If the brakes or steering failed to work properly, was a design or manufacturing defect to blame?
Design Elements: An often overlooked aspect of the proper investigation of a claim involving a commercial vehicle is whether a design flaw caused or contributed to the injuries. For example, commercial trailers are required by law to have an underride guard, which is typically a welded bar which extends from the back of the trailer downward to the bumper level of a car, so that in a collision the front end of the car absorbs the energy of the crash, rather than allowing the car to go underneath the trailer. In the absence of such a guard, the first impact of the vehicle with the trailer may be the passenger vehicle's windshield, with predictably serious results for the vehicle's occupants. Surprisingly, these guards are sometimes missing or, more frequently, either improperly designed, or damaged but not repaired properly, if at all.

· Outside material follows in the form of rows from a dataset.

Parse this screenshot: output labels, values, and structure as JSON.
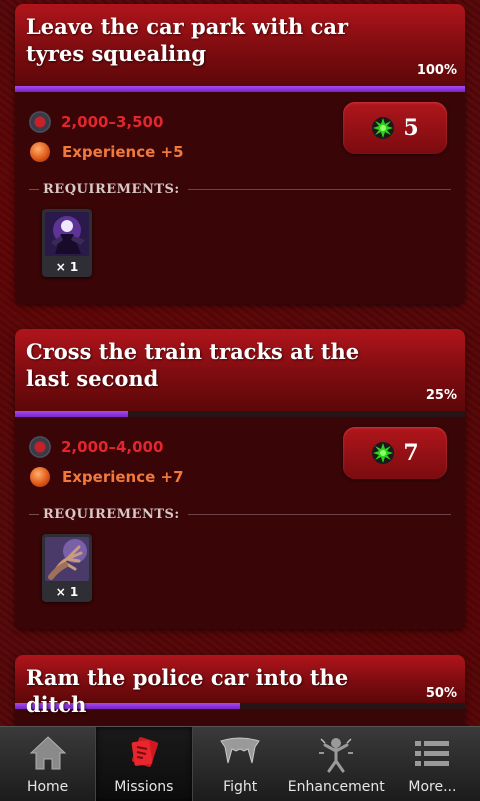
{
  "missions": [
    {
      "title": "Leave the car park with car tyres squealing",
      "progress_percent": 100,
      "progress_label": "100%",
      "money_reward": "2,000–3,500",
      "experience_reward": "Experience +5",
      "energy_cost": "5",
      "requirements_label": "REQUIREMENTS:",
      "requirement": {
        "icon": "vampire-figure-icon",
        "quantity": "× 1"
      }
    },
    {
      "title": "Cross the train tracks at the last second",
      "progress_percent": 25,
      "progress_label": "25%",
      "money_reward": "2,000–4,000",
      "experience_reward": "Experience +7",
      "energy_cost": "7",
      "requirements_label": "REQUIREMENTS:",
      "requirement": {
        "icon": "clawed-hand-icon",
        "quantity": "× 1"
      }
    },
    {
      "title": "Ram the police car into the ditch",
      "progress_percent": 50,
      "progress_label": "50%"
    }
  ],
  "nav": {
    "items": [
      {
        "label": "Home",
        "icon": "house-icon",
        "active": false
      },
      {
        "label": "Missions",
        "icon": "missions-card-icon",
        "active": true
      },
      {
        "label": "Fight",
        "icon": "fangs-icon",
        "active": false
      },
      {
        "label": "Enhancement",
        "icon": "enhancement-figure-icon",
        "active": false
      },
      {
        "label": "More...",
        "icon": "list-icon",
        "active": false
      }
    ]
  },
  "colors": {
    "progress_fill": "#8e35dc",
    "money_text": "#e2262e",
    "experience_text": "#f07a3c",
    "card_header": "#9c1117",
    "energy_icon": "#2fd41a"
  }
}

Electronic Evidence: In these days, many forms of electronic evidence are available to a savvy lawyer who knows how to obtain it. Most commercial vehicles have a "black box" which records valuable data such as vehicle speed, braking efforts, and the like. Furthermore, many fleets use GPS to monitor their driver's locations. This information can be quite useful. For example, a tractor trailer driver, who wrecks because he has become fatigued from driving many hours longer than the law allows, may have the impulse to try to cover his tracks by making false entries in his log book for that day. Let's say, for example, that the driver entered in his log book that he had begun a journey northward from Charlotte, North Carolina, on the date of the accident. However, in the course of thoroughly investigating the claim, the lawyer obtains the company's GPS information for that date, and learns that the driver actually left Jacksonville, Florida the morning of the accident, and therefore covered more ground in less time than could legally be done. You now may be able to show that the driver was not merely negligent, but was operating in an illegal and reckless manner. This, of course, makes the case stronger.

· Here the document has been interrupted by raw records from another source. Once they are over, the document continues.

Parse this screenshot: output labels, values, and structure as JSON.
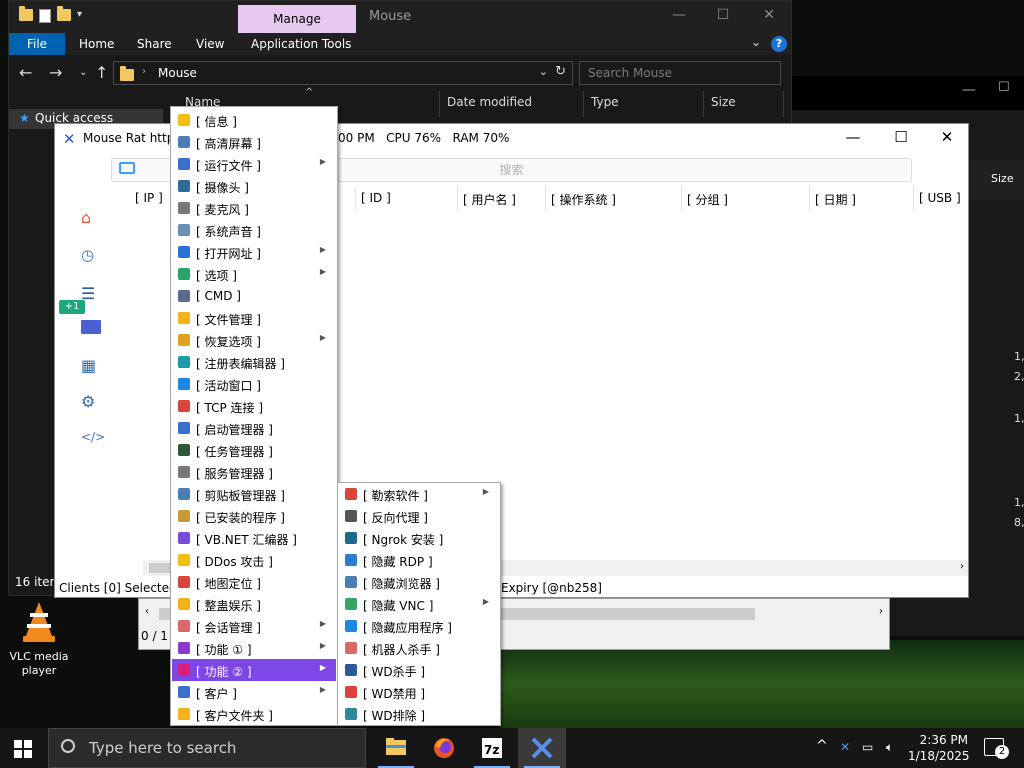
{
  "explorer": {
    "manage_tab": "Manage",
    "title": "Mouse",
    "ribbon": {
      "file": "File",
      "home": "Home",
      "share": "Share",
      "view": "View",
      "app_tools": "Application Tools"
    },
    "address_path": "Mouse",
    "search_placeholder": "Search Mouse",
    "columns": {
      "name": "Name",
      "date_modified": "Date modified",
      "type": "Type",
      "size": "Size"
    },
    "quick_access": "Quick access",
    "status_items": "16 iter"
  },
  "background_window": {
    "size_header": "Size",
    "numbers": [
      "1,",
      "2,",
      "1,",
      "1,",
      "8,"
    ]
  },
  "second_window": {
    "status": "0 / 1 c"
  },
  "rat": {
    "title": "Mouse Rat https",
    "time_fragment": "00 PM",
    "cpu": "CPU 76%",
    "ram": "RAM 70%",
    "search_placeholder": "搜索",
    "side_badge": "+1",
    "columns": {
      "ip": "[ IP ]",
      "id": "[ ID ]",
      "username": "[ 用户名 ]",
      "os": "[ 操作系统 ]",
      "group": "[ 分组 ]",
      "date": "[ 日期 ]",
      "usb": "[ USB ]"
    },
    "status_left": "Clients [0]   Selected [",
    "status_right": "Expiry [@nb258]"
  },
  "main_menu": {
    "items": [
      {
        "label": "[ 信息 ]",
        "icon": "info-icon",
        "color": "#f2c012",
        "submenu": false
      },
      {
        "label": "[ 高清屏幕 ]",
        "icon": "monitor-icon",
        "color": "#4a7fb5",
        "submenu": false
      },
      {
        "label": "[ 运行文件 ]",
        "icon": "run-file-icon",
        "color": "#3a6fcf",
        "submenu": true
      },
      {
        "label": "[ 摄像头 ]",
        "icon": "webcam-icon",
        "color": "#2f6b9a",
        "submenu": false
      },
      {
        "label": "[ 麦克风 ]",
        "icon": "microphone-icon",
        "color": "#777777",
        "submenu": false
      },
      {
        "label": "[ 系统声音 ]",
        "icon": "speaker-icon",
        "color": "#6a8fb5",
        "submenu": false
      },
      {
        "label": "[ 打开网址 ]",
        "icon": "globe-icon",
        "color": "#2a6fd6",
        "submenu": true
      },
      {
        "label": "[ 选项 ]",
        "icon": "options-icon",
        "color": "#2aa36a",
        "submenu": true
      },
      {
        "label": "[ CMD ]",
        "icon": "code-icon",
        "color": "#5a6a8a",
        "submenu": false
      },
      {
        "label": "[ 文件管理 ]",
        "icon": "folder-icon",
        "color": "#f2b21e",
        "submenu": false
      },
      {
        "label": "[ 恢复选项 ]",
        "icon": "wrench-icon",
        "color": "#e0a020",
        "submenu": true
      },
      {
        "label": "[ 注册表编辑器 ]",
        "icon": "registry-icon",
        "color": "#1e9aa8",
        "submenu": false
      },
      {
        "label": "[ 活动窗口 ]",
        "icon": "windows-icon",
        "color": "#1e88e5",
        "submenu": false
      },
      {
        "label": "[ TCP 连接 ]",
        "icon": "network-globe-icon",
        "color": "#d8453a",
        "submenu": false
      },
      {
        "label": "[ 启动管理器 ]",
        "icon": "startup-icon",
        "color": "#3a6fcf",
        "submenu": false
      },
      {
        "label": "[ 任务管理器 ]",
        "icon": "task-manager-icon",
        "color": "#2a5a3a",
        "submenu": false
      },
      {
        "label": "[ 服务管理器 ]",
        "icon": "gears-icon",
        "color": "#777777",
        "submenu": false
      },
      {
        "label": "[ 剪贴板管理器 ]",
        "icon": "clipboard-icon",
        "color": "#4a7fb5",
        "submenu": false
      },
      {
        "label": "[ 已安装的程序 ]",
        "icon": "installer-icon",
        "color": "#c89a3a",
        "submenu": false
      },
      {
        "label": "[ VB.NET 汇编器 ]",
        "icon": "visual-studio-icon",
        "color": "#7a4ad8",
        "submenu": false
      },
      {
        "label": "[ DDos 攻击 ]",
        "icon": "lightning-icon",
        "color": "#f2c012",
        "submenu": false
      },
      {
        "label": "[ 地图定位 ]",
        "icon": "map-pin-icon",
        "color": "#d8453a",
        "submenu": false
      },
      {
        "label": "[ 整蛊娱乐 ]",
        "icon": "crown-icon",
        "color": "#f2b21e",
        "submenu": false
      },
      {
        "label": "[ 会话管理 ]",
        "icon": "session-icon",
        "color": "#d86a6a",
        "submenu": true
      },
      {
        "label": "[ 功能 ① ]",
        "icon": "plus-icon",
        "color": "#8a3ac8",
        "submenu": true
      },
      {
        "label": "[ 功能 ② ]",
        "icon": "plus-icon",
        "color": "#d81e7a",
        "submenu": true,
        "highlighted": true
      },
      {
        "label": "[ 客户 ]",
        "icon": "client-gears-icon",
        "color": "#3a6fcf",
        "submenu": true
      },
      {
        "label": "[ 客户文件夹 ]",
        "icon": "client-folder-icon",
        "color": "#f2b21e",
        "submenu": false
      }
    ]
  },
  "sub_menu": {
    "items": [
      {
        "label": "[ 勒索软件 ]",
        "icon": "ransomware-icon",
        "color": "#d8453a",
        "submenu": true
      },
      {
        "label": "[ 反向代理 ]",
        "icon": "proxy-icon",
        "color": "#555555",
        "submenu": false
      },
      {
        "label": "[ Ngrok 安装 ]",
        "icon": "ngrok-icon",
        "color": "#1e6a8a",
        "submenu": false
      },
      {
        "label": "[ 隐藏 RDP ]",
        "icon": "rdp-icon",
        "color": "#2a7fcf",
        "submenu": false
      },
      {
        "label": "[ 隐藏浏览器 ]",
        "icon": "browser-icon",
        "color": "#4a7fb5",
        "submenu": false
      },
      {
        "label": "[ 隐藏 VNC ]",
        "icon": "vnc-icon",
        "color": "#3aa36a",
        "submenu": true
      },
      {
        "label": "[ 隐藏应用程序 ]",
        "icon": "cube-icon",
        "color": "#1e88e5",
        "submenu": false
      },
      {
        "label": "[ 机器人杀手 ]",
        "icon": "bot-killer-icon",
        "color": "#d86a6a",
        "submenu": false
      },
      {
        "label": "[ WD杀手 ]",
        "icon": "wd-killer-icon",
        "color": "#2a5a9a",
        "submenu": false
      },
      {
        "label": "[ WD禁用 ]",
        "icon": "block-icon",
        "color": "#d8453a",
        "submenu": false
      },
      {
        "label": "[ WD排除 ]",
        "icon": "wd-exclude-icon",
        "color": "#2a8a9a",
        "submenu": false
      }
    ]
  },
  "desktop": {
    "vlc_label": "VLC media player"
  },
  "taskbar": {
    "search_placeholder": "Type here to search",
    "time": "2:36 PM",
    "date": "1/18/2025",
    "notification_count": "2"
  }
}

Resources: Perhaps the most important distinction between a commercial vehicle case and a passenger auto case is the amount of resources required to properly build the case. In an auto accident, little or no investigation may be necessary beyond the investigating officer's conclusions which are set forth in the accident report. However, in a trucking case, a proper investigation often requires not only attorneys with the experience and know-how to properly investigate and prosecute the claim, but also a firm with the connections and financial resources to locate and retain the engineering and trucking authorities whose expertise is required to win the case and obtain the maximum possible recovery.
Because of the nature of these cases, it is important that the investigation be commenced as soon as possible. If you are unfortunate enough to find yourself in this position, we will be happy to discuss the matter with you without further obligation.